Dataset -

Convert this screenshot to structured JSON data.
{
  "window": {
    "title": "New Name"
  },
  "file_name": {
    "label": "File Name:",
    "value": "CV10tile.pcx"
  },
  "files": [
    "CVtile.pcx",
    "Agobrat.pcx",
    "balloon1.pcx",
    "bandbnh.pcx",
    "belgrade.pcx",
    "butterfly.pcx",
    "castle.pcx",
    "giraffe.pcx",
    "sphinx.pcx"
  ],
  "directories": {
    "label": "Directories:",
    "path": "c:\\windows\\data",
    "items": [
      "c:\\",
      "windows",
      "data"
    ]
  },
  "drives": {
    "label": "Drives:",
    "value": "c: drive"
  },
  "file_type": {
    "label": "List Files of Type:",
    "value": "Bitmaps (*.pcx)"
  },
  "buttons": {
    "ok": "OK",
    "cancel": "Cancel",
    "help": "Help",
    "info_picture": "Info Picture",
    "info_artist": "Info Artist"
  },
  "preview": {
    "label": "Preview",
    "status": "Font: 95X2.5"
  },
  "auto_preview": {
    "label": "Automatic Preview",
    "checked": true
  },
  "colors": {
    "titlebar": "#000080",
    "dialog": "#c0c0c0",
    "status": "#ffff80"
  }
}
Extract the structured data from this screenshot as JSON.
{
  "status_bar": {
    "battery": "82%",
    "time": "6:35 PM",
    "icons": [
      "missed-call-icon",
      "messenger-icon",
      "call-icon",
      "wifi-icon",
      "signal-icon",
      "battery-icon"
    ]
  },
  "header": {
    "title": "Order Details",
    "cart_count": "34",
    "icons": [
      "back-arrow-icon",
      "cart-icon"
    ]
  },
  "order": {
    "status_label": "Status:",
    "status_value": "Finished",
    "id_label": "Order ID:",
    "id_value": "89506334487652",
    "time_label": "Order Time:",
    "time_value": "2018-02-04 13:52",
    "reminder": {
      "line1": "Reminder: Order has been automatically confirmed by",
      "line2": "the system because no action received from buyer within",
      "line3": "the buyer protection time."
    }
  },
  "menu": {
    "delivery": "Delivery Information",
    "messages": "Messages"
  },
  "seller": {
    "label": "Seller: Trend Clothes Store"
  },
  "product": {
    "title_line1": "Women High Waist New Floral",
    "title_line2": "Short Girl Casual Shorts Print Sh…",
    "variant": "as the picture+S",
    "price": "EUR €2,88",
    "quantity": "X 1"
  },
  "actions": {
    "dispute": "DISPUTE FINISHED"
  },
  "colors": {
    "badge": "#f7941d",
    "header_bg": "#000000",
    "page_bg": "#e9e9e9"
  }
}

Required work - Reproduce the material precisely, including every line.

Answer for the task -
Convert this screenshot to structured JSON data.
{
  "window": {
    "title": "New Name"
  },
  "file_name": {
    "label": "File Name:",
    "value": "CV10tile.pcx"
  },
  "files": [
    "CVtile.pcx",
    "Agobrat.pcx",
    "balloon1.pcx",
    "bandbnh.pcx",
    "belgrade.pcx",
    "butterfly.pcx",
    "castle.pcx",
    "giraffe.pcx",
    "sphinx.pcx"
  ],
  "directories": {
    "label": "Directories:",
    "path": "c:\\windows\\data",
    "items": [
      "c:\\",
      "windows",
      "data"
    ]
  },
  "drives": {
    "label": "Drives:",
    "value": "c: drive"
  },
  "file_type": {
    "label": "List Files of Type:",
    "value": "Bitmaps (*.pcx)"
  },
  "buttons": {
    "ok": "OK",
    "cancel": "Cancel",
    "help": "Help",
    "info_picture": "Info Picture",
    "info_artist": "Info Artist"
  },
  "preview": {
    "label": "Preview",
    "status": "Font: 95X2.5"
  },
  "auto_preview": {
    "label": "Automatic Preview",
    "checked": true
  },
  "colors": {
    "titlebar": "#000080",
    "dialog": "#c0c0c0",
    "status": "#ffff80"
  }
}
Extract the structured data from this screenshot as JSON.
{
  "status_bar": {
    "battery": "82%",
    "time": "6:35 PM",
    "icons": [
      "missed-call-icon",
      "messenger-icon",
      "call-icon",
      "wifi-icon",
      "signal-icon",
      "battery-icon"
    ]
  },
  "header": {
    "title": "Order Details",
    "cart_count": "34",
    "icons": [
      "back-arrow-icon",
      "cart-icon"
    ]
  },
  "order": {
    "status_label": "Status:",
    "status_value": "Finished",
    "id_label": "Order ID:",
    "id_value": "89506334487652",
    "time_label": "Order Time:",
    "time_value": "2018-02-04 13:52",
    "reminder": {
      "line1": "Reminder: Order has been automatically confirmed by",
      "line2": "the system because no action received from buyer within",
      "line3": "the buyer protection time."
    }
  },
  "menu": {
    "delivery": "Delivery Information",
    "messages": "Messages"
  },
  "seller": {
    "label": "Seller: Trend Clothes Store"
  },
  "product": {
    "title_line1": "Women High Waist New Floral",
    "title_line2": "Short Girl Casual Shorts Print Sh…",
    "variant": "as the picture+S",
    "price": "EUR €2,88",
    "quantity": "X 1"
  },
  "actions": {
    "dispute": "DISPUTE FINISHED"
  },
  "colors": {
    "badge": "#f7941d",
    "header_bg": "#000000",
    "page_bg": "#e9e9e9"
  }
}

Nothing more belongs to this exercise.